Problem statement:
Write all of the entries out again exactly.

Page and application data records:
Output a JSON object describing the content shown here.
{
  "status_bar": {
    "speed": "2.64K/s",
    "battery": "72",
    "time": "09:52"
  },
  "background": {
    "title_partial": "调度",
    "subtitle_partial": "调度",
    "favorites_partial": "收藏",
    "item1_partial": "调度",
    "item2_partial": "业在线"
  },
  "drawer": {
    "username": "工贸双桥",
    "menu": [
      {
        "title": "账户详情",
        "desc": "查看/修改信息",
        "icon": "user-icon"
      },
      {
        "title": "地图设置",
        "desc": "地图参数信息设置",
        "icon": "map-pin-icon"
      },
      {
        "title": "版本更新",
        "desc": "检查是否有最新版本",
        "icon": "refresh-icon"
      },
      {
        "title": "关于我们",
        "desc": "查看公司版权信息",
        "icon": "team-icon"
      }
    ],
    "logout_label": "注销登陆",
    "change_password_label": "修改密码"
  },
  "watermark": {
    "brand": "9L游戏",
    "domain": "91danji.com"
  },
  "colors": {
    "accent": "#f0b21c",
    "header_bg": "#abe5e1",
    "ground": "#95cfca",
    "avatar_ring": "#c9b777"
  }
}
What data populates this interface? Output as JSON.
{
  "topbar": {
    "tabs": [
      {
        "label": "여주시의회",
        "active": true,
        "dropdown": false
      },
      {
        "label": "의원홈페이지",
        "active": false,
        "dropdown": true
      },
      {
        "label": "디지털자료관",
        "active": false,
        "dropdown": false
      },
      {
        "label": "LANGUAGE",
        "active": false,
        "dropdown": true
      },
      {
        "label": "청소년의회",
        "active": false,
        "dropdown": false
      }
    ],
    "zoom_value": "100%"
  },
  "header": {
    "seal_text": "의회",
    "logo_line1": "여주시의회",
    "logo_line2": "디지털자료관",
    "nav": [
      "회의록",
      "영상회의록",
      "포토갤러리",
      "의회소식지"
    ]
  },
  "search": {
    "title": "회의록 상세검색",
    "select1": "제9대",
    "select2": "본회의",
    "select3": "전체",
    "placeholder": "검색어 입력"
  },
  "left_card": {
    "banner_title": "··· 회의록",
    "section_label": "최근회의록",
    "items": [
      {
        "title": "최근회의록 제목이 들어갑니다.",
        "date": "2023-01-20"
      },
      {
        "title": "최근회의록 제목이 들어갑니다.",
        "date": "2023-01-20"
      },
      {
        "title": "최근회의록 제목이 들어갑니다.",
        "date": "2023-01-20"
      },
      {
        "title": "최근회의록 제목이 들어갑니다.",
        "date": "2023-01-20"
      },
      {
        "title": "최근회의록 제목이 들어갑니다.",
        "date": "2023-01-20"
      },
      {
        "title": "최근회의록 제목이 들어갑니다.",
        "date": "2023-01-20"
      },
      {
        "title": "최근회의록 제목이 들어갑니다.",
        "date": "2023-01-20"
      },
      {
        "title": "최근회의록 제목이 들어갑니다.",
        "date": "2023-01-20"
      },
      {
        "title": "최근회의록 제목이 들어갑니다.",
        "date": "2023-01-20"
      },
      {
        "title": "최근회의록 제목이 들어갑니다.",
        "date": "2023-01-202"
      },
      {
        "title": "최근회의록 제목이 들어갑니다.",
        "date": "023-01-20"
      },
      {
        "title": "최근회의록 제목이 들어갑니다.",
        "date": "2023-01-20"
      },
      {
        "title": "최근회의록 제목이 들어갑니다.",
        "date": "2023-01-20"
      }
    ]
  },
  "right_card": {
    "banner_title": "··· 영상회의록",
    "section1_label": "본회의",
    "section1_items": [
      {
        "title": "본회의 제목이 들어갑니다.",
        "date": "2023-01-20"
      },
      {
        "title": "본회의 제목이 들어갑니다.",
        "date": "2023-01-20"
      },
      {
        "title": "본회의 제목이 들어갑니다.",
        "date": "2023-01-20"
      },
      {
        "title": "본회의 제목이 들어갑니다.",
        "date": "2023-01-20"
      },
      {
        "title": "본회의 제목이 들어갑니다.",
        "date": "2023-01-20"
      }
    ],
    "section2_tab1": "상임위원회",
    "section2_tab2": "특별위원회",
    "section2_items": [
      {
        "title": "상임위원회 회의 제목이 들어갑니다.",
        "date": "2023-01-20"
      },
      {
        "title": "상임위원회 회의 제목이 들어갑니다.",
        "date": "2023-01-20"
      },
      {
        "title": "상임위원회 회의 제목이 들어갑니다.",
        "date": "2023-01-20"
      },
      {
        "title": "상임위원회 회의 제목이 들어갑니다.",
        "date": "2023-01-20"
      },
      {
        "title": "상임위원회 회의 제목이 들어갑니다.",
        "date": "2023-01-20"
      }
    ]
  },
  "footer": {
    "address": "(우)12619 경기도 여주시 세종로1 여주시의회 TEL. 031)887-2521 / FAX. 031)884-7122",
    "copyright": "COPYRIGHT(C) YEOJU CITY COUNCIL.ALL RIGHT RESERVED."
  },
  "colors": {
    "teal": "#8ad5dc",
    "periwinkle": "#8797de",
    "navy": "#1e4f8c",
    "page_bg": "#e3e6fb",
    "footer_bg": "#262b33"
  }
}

Answer below:
Output a JSON object describing the content shown here.
{
  "status_bar": {
    "speed": "2.64K/s",
    "battery": "72",
    "time": "09:52"
  },
  "background": {
    "title_partial": "调度",
    "subtitle_partial": "调度",
    "favorites_partial": "收藏",
    "item1_partial": "调度",
    "item2_partial": "业在线"
  },
  "drawer": {
    "username": "工贸双桥",
    "menu": [
      {
        "title": "账户详情",
        "desc": "查看/修改信息",
        "icon": "user-icon"
      },
      {
        "title": "地图设置",
        "desc": "地图参数信息设置",
        "icon": "map-pin-icon"
      },
      {
        "title": "版本更新",
        "desc": "检查是否有最新版本",
        "icon": "refresh-icon"
      },
      {
        "title": "关于我们",
        "desc": "查看公司版权信息",
        "icon": "team-icon"
      }
    ],
    "logout_label": "注销登陆",
    "change_password_label": "修改密码"
  },
  "watermark": {
    "brand": "9L游戏",
    "domain": "91danji.com"
  },
  "colors": {
    "accent": "#f0b21c",
    "header_bg": "#abe5e1",
    "ground": "#95cfca",
    "avatar_ring": "#c9b777"
  }
}
What data populates this interface? Output as JSON.
{
  "topbar": {
    "tabs": [
      {
        "label": "여주시의회",
        "active": true,
        "dropdown": false
      },
      {
        "label": "의원홈페이지",
        "active": false,
        "dropdown": true
      },
      {
        "label": "디지털자료관",
        "active": false,
        "dropdown": false
      },
      {
        "label": "LANGUAGE",
        "active": false,
        "dropdown": true
      },
      {
        "label": "청소년의회",
        "active": false,
        "dropdown": false
      }
    ],
    "zoom_value": "100%"
  },
  "header": {
    "seal_text": "의회",
    "logo_line1": "여주시의회",
    "logo_line2": "디지털자료관",
    "nav": [
      "회의록",
      "영상회의록",
      "포토갤러리",
      "의회소식지"
    ]
  },
  "search": {
    "title": "회의록 상세검색",
    "select1": "제9대",
    "select2": "본회의",
    "select3": "전체",
    "placeholder": "검색어 입력"
  },
  "left_card": {
    "banner_title": "··· 회의록",
    "section_label": "최근회의록",
    "items": [
      {
        "title": "최근회의록 제목이 들어갑니다.",
        "date": "2023-01-20"
      },
      {
        "title": "최근회의록 제목이 들어갑니다.",
        "date": "2023-01-20"
      },
      {
        "title": "최근회의록 제목이 들어갑니다.",
        "date": "2023-01-20"
      },
      {
        "title": "최근회의록 제목이 들어갑니다.",
        "date": "2023-01-20"
      },
      {
        "title": "최근회의록 제목이 들어갑니다.",
        "date": "2023-01-20"
      },
      {
        "title": "최근회의록 제목이 들어갑니다.",
        "date": "2023-01-20"
      },
      {
        "title": "최근회의록 제목이 들어갑니다.",
        "date": "2023-01-20"
      },
      {
        "title": "최근회의록 제목이 들어갑니다.",
        "date": "2023-01-20"
      },
      {
        "title": "최근회의록 제목이 들어갑니다.",
        "date": "2023-01-20"
      },
      {
        "title": "최근회의록 제목이 들어갑니다.",
        "date": "2023-01-202"
      },
      {
        "title": "최근회의록 제목이 들어갑니다.",
        "date": "023-01-20"
      },
      {
        "title": "최근회의록 제목이 들어갑니다.",
        "date": "2023-01-20"
      },
      {
        "title": "최근회의록 제목이 들어갑니다.",
        "date": "2023-01-20"
      }
    ]
  },
  "right_card": {
    "banner_title": "··· 영상회의록",
    "section1_label": "본회의",
    "section1_items": [
      {
        "title": "본회의 제목이 들어갑니다.",
        "date": "2023-01-20"
      },
      {
        "title": "본회의 제목이 들어갑니다.",
        "date": "2023-01-20"
      },
      {
        "title": "본회의 제목이 들어갑니다.",
        "date": "2023-01-20"
      },
      {
        "title": "본회의 제목이 들어갑니다.",
        "date": "2023-01-20"
      },
      {
        "title": "본회의 제목이 들어갑니다.",
        "date": "2023-01-20"
      }
    ],
    "section2_tab1": "상임위원회",
    "section2_tab2": "특별위원회",
    "section2_items": [
      {
        "title": "상임위원회 회의 제목이 들어갑니다.",
        "date": "2023-01-20"
      },
      {
        "title": "상임위원회 회의 제목이 들어갑니다.",
        "date": "2023-01-20"
      },
      {
        "title": "상임위원회 회의 제목이 들어갑니다.",
        "date": "2023-01-20"
      },
      {
        "title": "상임위원회 회의 제목이 들어갑니다.",
        "date": "2023-01-20"
      },
      {
        "title": "상임위원회 회의 제목이 들어갑니다.",
        "date": "2023-01-20"
      }
    ]
  },
  "footer": {
    "address": "(우)12619 경기도 여주시 세종로1 여주시의회 TEL. 031)887-2521 / FAX. 031)884-7122",
    "copyright": "COPYRIGHT(C) YEOJU CITY COUNCIL.ALL RIGHT RESERVED."
  },
  "colors": {
    "teal": "#8ad5dc",
    "periwinkle": "#8797de",
    "navy": "#1e4f8c",
    "page_bg": "#e3e6fb",
    "footer_bg": "#262b33"
  }
}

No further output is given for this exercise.